Activity
Count how many lines below contain the word "name", then give that number alone.
[Start of section]
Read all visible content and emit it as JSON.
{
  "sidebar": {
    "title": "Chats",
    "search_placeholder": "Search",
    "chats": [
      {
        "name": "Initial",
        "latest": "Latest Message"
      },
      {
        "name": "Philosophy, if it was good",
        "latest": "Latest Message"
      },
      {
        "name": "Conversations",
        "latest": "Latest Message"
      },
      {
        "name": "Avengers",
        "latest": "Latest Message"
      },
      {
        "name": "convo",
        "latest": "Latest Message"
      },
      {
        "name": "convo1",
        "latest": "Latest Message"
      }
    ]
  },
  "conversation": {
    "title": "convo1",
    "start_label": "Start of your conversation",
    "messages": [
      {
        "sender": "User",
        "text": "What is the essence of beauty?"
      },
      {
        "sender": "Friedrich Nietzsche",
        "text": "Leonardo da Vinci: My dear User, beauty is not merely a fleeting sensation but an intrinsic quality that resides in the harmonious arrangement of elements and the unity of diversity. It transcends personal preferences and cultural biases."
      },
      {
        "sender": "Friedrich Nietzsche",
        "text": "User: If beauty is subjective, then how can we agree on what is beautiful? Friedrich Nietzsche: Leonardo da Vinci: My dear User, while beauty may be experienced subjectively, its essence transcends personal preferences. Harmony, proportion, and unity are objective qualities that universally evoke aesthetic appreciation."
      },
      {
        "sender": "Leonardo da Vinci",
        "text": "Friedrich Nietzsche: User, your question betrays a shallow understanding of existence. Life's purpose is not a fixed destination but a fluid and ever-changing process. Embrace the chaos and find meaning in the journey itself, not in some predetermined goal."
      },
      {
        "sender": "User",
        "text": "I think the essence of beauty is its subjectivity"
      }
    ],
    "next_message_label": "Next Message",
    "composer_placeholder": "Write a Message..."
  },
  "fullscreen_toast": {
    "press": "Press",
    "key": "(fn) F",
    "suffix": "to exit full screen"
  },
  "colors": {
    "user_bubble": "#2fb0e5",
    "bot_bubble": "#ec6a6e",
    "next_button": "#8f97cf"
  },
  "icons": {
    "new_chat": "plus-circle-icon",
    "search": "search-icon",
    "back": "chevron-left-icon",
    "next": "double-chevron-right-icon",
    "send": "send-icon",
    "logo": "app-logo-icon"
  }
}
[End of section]
Written answer
6